- **Your instructions**
Set down all of the entries precisely as they were written.

Stored records:
=== Begin Enclosure ===

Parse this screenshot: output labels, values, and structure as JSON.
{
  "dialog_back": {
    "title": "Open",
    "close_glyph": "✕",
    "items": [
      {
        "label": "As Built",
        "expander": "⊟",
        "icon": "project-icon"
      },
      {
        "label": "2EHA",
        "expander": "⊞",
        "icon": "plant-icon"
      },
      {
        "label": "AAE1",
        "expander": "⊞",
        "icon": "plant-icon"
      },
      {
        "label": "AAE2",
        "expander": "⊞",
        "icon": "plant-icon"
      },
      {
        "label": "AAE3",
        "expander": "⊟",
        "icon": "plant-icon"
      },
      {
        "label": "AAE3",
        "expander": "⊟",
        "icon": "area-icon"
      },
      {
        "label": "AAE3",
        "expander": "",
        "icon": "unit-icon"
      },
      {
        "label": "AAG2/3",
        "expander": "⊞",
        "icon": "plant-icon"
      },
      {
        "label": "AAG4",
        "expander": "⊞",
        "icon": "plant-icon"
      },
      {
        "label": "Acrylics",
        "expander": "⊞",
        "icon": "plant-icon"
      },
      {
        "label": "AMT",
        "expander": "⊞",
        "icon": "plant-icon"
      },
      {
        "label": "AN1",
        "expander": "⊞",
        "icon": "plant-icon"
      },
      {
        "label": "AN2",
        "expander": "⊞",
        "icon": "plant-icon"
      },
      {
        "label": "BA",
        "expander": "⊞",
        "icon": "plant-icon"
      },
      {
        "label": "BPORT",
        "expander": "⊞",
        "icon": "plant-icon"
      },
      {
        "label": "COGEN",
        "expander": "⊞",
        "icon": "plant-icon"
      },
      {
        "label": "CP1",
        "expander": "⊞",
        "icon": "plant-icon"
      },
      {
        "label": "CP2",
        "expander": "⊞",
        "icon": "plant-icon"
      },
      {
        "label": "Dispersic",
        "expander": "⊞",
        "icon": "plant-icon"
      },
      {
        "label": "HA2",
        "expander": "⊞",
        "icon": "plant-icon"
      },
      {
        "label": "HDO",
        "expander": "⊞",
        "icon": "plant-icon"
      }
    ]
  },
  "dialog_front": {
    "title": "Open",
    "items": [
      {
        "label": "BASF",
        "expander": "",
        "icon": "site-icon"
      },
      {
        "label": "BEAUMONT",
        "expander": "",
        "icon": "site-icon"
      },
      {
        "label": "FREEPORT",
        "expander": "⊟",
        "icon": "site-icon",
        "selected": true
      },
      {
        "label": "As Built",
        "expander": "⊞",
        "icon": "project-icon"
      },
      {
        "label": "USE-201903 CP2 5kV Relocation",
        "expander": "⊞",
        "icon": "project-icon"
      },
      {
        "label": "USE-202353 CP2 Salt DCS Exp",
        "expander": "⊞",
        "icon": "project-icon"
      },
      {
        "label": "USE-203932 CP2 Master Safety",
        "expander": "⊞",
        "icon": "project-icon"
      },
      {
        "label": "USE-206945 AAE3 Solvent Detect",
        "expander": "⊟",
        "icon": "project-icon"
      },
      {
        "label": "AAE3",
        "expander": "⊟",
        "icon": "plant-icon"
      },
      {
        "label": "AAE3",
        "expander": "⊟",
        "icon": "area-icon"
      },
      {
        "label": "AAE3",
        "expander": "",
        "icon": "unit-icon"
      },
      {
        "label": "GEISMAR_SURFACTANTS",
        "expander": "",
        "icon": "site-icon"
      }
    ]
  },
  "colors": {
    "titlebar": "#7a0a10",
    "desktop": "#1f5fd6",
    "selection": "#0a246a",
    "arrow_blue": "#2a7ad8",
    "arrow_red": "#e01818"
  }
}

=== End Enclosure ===

- **Response for this exercise**
Parse this screenshot: output labels, values, and structure as JSON.
{
  "dialog_back": {
    "title": "Open",
    "close_glyph": "✕",
    "items": [
      {
        "label": "As Built",
        "expander": "⊟",
        "icon": "project-icon"
      },
      {
        "label": "2EHA",
        "expander": "⊞",
        "icon": "plant-icon"
      },
      {
        "label": "AAE1",
        "expander": "⊞",
        "icon": "plant-icon"
      },
      {
        "label": "AAE2",
        "expander": "⊞",
        "icon": "plant-icon"
      },
      {
        "label": "AAE3",
        "expander": "⊟",
        "icon": "plant-icon"
      },
      {
        "label": "AAE3",
        "expander": "⊟",
        "icon": "area-icon"
      },
      {
        "label": "AAE3",
        "expander": "",
        "icon": "unit-icon"
      },
      {
        "label": "AAG2/3",
        "expander": "⊞",
        "icon": "plant-icon"
      },
      {
        "label": "AAG4",
        "expander": "⊞",
        "icon": "plant-icon"
      },
      {
        "label": "Acrylics",
        "expander": "⊞",
        "icon": "plant-icon"
      },
      {
        "label": "AMT",
        "expander": "⊞",
        "icon": "plant-icon"
      },
      {
        "label": "AN1",
        "expander": "⊞",
        "icon": "plant-icon"
      },
      {
        "label": "AN2",
        "expander": "⊞",
        "icon": "plant-icon"
      },
      {
        "label": "BA",
        "expander": "⊞",
        "icon": "plant-icon"
      },
      {
        "label": "BPORT",
        "expander": "⊞",
        "icon": "plant-icon"
      },
      {
        "label": "COGEN",
        "expander": "⊞",
        "icon": "plant-icon"
      },
      {
        "label": "CP1",
        "expander": "⊞",
        "icon": "plant-icon"
      },
      {
        "label": "CP2",
        "expander": "⊞",
        "icon": "plant-icon"
      },
      {
        "label": "Dispersic",
        "expander": "⊞",
        "icon": "plant-icon"
      },
      {
        "label": "HA2",
        "expander": "⊞",
        "icon": "plant-icon"
      },
      {
        "label": "HDO",
        "expander": "⊞",
        "icon": "plant-icon"
      }
    ]
  },
  "dialog_front": {
    "title": "Open",
    "items": [
      {
        "label": "BASF",
        "expander": "",
        "icon": "site-icon"
      },
      {
        "label": "BEAUMONT",
        "expander": "",
        "icon": "site-icon"
      },
      {
        "label": "FREEPORT",
        "expander": "⊟",
        "icon": "site-icon",
        "selected": true
      },
      {
        "label": "As Built",
        "expander": "⊞",
        "icon": "project-icon"
      },
      {
        "label": "USE-201903 CP2 5kV Relocation",
        "expander": "⊞",
        "icon": "project-icon"
      },
      {
        "label": "USE-202353 CP2 Salt DCS Exp",
        "expander": "⊞",
        "icon": "project-icon"
      },
      {
        "label": "USE-203932 CP2 Master Safety",
        "expander": "⊞",
        "icon": "project-icon"
      },
      {
        "label": "USE-206945 AAE3 Solvent Detect",
        "expander": "⊟",
        "icon": "project-icon"
      },
      {
        "label": "AAE3",
        "expander": "⊟",
        "icon": "plant-icon"
      },
      {
        "label": "AAE3",
        "expander": "⊟",
        "icon": "area-icon"
      },
      {
        "label": "AAE3",
        "expander": "",
        "icon": "unit-icon"
      },
      {
        "label": "GEISMAR_SURFACTANTS",
        "expander": "",
        "icon": "site-icon"
      }
    ]
  },
  "colors": {
    "titlebar": "#7a0a10",
    "desktop": "#1f5fd6",
    "selection": "#0a246a",
    "arrow_blue": "#2a7ad8",
    "arrow_red": "#e01818"
  }
}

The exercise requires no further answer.